District Court Dismisses BLM Hydraulic Fracturing Case
A federal district court dismissed an appeals case that sought to preserve hydraulic fracturing rules issued by the Bureau of Land Management (BLM) during the Obama Administration.
Citing a “wasteful use of limited judicial resources,” the Tenth Circuit Court of Appeals decided not to hear the case since the Trump Administration has already announced its intention to reverse the Obama-era rules in their entirety.
In 2016, a federal judge struck down the federal fracturing regulations, concluding that “Congress has not delegated to the Department of Interior the authority to regulate hydraulic fracturing.” The Obama Administration appealed that ruling, but the Trump Administration later indicated it planned to repeal the regulation in a court filing.

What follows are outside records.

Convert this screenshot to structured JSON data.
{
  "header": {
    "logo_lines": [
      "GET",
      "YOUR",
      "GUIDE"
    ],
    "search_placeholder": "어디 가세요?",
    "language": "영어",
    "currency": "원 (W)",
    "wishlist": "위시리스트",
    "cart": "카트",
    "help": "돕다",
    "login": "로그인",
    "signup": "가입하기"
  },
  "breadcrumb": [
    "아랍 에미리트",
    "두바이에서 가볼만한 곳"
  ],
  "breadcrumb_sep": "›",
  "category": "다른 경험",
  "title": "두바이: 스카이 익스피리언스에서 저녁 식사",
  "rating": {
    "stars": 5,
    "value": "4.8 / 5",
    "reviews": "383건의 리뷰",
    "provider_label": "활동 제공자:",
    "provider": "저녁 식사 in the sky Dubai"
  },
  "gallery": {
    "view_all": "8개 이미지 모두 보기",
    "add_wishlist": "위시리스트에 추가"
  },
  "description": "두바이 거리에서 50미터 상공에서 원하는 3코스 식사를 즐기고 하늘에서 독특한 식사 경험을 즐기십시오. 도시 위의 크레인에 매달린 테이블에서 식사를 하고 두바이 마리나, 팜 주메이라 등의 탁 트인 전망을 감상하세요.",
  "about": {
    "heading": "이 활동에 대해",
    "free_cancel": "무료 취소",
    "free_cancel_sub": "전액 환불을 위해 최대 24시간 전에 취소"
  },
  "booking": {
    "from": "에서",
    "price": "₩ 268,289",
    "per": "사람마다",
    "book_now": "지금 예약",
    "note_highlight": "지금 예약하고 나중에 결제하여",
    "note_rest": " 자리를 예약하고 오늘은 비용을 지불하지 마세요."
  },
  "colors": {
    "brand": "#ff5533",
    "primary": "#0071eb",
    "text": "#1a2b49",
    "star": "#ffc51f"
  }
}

BLM issued a plan to withdraw federal regulations on oil and natural gas development on public lands in July. Many groups and lawmakers had spoken out against the rules due to their duplicative nature, since the federal requirements would have gone into effect as an addendum to existing state law.
“Today’s court decision confirms what IPAA has advocated all along: Dismissing the appeal would protect independent producers from the uncertainty of whether it was necessary to comply with regulations that are certain to be revoked,” The Independent Petroleum Association of America (IPAA) wrote in a statement responding to the ruling. “All three judges ruled unanimously that it would be a waste of judicial resources to proceed with this case. Today’s appeal validates the overreach taken by the Obama administration and that the regulatory process was flawed from the very beginning.”
IPAA along with the Western Energy Alliance, a supporter of Western Wire, the Ute Indian Tribe and attorneys general representing the states of Colorado, Wyoming, Utah and North Dakota had all challenged the federal fracking regulations in court.
“We’re pleased that after today, IPAA and Western Energy Alliance are even closer to finally putting BLM’s ill-conceived fracking rule to bed,” said Kathleen Sgamma, president of Western Energy Alliance.
“As with the royalty valuation rule that was recently completely rescinded, there are some technicalities to work through in the short term, but just as the court recognizes that it is not worthwhile to expend judicial resources on a rule that is being overturned, it is clear that implementing the rule in the short term is likewise a waste of industry and government resources,” said Sgamma.
BLM had estimated that complying with the 2015 regulations would cost the oil and gas industry between $32 million and $43 million per year.